Netcode in battle royale games is always a sticky subject. For one, it’s challenging to get satisfying results when player counts are high, and maps are big – two key elements in any battle royale game.
YouTuber Battle(non)sense, whom you may remember from his excellent netcode analysis videos for popular shooters including Black Ops 4, Fortnite and many others, has given Apex Legends the same treatment.
As is common in these tests, Battle(non)sense starts out by testing the client and server send and receive rates. In this case, Apex Legends’ client sends updates at 58Hz, but the first problem can be seen in the receive rate, which is unstable. Bizarrely, the receive rate starts out high and drops during the match, before increasing slightly towards the end.

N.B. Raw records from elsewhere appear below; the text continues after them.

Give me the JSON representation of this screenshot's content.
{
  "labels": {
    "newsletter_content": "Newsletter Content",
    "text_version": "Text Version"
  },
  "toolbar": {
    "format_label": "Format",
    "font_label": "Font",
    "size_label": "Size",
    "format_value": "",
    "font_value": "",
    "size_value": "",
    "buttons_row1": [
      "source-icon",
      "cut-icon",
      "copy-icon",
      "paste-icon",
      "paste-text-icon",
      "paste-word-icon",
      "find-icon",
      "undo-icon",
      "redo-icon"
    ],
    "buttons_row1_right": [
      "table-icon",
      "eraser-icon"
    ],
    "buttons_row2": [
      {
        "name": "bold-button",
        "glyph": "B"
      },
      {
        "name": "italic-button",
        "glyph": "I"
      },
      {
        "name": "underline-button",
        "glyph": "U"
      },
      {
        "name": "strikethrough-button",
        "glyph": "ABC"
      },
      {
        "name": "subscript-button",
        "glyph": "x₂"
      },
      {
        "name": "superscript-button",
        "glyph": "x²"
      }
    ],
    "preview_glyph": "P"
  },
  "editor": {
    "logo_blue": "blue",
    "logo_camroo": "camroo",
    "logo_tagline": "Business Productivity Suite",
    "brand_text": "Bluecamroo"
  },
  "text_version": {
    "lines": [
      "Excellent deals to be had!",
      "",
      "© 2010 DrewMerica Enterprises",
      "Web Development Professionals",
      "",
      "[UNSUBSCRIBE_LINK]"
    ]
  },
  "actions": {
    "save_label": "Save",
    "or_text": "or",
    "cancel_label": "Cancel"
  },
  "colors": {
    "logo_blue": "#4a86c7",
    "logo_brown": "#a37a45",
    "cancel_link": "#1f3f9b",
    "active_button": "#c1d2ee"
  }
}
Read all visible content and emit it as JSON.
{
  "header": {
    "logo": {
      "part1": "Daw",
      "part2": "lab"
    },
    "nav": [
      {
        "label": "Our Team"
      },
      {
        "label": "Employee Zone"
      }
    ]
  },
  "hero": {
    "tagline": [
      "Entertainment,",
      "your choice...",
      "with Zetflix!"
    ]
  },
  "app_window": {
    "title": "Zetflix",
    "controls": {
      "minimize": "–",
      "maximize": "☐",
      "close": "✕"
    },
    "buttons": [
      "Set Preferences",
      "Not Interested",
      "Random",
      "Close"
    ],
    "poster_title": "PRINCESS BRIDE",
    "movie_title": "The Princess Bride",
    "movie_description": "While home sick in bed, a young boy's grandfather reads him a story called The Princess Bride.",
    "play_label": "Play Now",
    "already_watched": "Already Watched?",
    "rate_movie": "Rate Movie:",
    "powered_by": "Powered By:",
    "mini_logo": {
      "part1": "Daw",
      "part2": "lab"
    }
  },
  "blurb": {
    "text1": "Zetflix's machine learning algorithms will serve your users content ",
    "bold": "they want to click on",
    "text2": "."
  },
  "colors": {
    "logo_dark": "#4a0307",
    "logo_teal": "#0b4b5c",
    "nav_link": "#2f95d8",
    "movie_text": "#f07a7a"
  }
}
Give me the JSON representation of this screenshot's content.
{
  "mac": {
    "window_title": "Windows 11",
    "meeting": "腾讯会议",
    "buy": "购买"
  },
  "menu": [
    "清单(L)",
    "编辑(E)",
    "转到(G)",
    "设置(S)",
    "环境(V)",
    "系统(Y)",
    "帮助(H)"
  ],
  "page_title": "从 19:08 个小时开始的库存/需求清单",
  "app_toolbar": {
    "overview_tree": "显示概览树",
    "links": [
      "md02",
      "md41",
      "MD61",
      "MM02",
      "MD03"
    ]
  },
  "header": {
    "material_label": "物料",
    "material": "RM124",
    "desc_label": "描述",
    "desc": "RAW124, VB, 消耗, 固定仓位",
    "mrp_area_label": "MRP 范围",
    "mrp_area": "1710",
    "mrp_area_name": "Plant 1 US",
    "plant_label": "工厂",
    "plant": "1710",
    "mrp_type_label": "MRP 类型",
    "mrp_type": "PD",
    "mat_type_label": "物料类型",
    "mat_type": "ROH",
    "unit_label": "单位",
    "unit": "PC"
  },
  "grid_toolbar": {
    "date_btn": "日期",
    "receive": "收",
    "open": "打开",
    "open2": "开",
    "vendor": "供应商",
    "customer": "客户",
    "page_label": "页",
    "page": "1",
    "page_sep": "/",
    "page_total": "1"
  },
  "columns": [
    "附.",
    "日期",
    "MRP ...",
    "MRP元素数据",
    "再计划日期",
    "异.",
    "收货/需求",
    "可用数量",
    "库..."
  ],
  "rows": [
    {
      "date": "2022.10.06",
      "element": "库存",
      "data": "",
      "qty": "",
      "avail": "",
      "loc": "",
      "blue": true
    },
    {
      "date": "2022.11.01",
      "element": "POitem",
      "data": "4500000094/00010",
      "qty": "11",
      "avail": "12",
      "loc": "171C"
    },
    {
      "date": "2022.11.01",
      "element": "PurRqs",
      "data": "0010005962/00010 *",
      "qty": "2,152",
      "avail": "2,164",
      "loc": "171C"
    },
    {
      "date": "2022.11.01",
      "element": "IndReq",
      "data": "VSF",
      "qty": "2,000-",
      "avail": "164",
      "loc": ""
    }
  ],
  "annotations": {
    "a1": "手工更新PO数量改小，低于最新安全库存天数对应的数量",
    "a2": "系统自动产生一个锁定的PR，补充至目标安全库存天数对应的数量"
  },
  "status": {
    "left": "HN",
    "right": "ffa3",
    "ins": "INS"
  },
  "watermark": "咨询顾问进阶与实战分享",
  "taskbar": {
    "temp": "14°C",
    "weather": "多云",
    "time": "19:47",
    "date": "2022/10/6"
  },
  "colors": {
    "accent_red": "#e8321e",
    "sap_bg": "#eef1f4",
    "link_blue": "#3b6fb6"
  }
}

This is in stark contrast to other battle royale games, which start out with a worse rate the more players are alive before stabilising as their numbers dwindle. Regardless, the receive rate averages around 31Hz.
These numbers can be a bit misleading, however, as the YouTuber explains. Apex Legends’ servers run at a 20Hz tickrate, but the send and receive rates suggest a value higher than that. According to their findings, that is because the game’s servers send so much data that it has to be split into multiple packets, creating a bloated tickrate value.
Of course, the actual delay players feel in-game when moving, shooting etc. is what ultimately matters. Battle(non)sense noted an average delay of 94.2ms for damage, 165.2ms for gunfire, and 136ms for movement. These figures are quite high, especially considering the roughly 20Hz tickrate of Apex’s servers.
For comparison, this is much high than PUBG, Fortnite, and Blackout. In simpler terms, having such high network delay means you’ll be shot behind cover, not to mention have less fair firefights in Apex compared to these other games.
This is a problem that can’t simply be solved by upping the tickrate, as the analysis explains. Instead, Respawn will need to make the netcode more efficient and work on its lag compensation tech, which currently favours the shooter no matter how high their ping is.
You can check out the full analysis in the video above.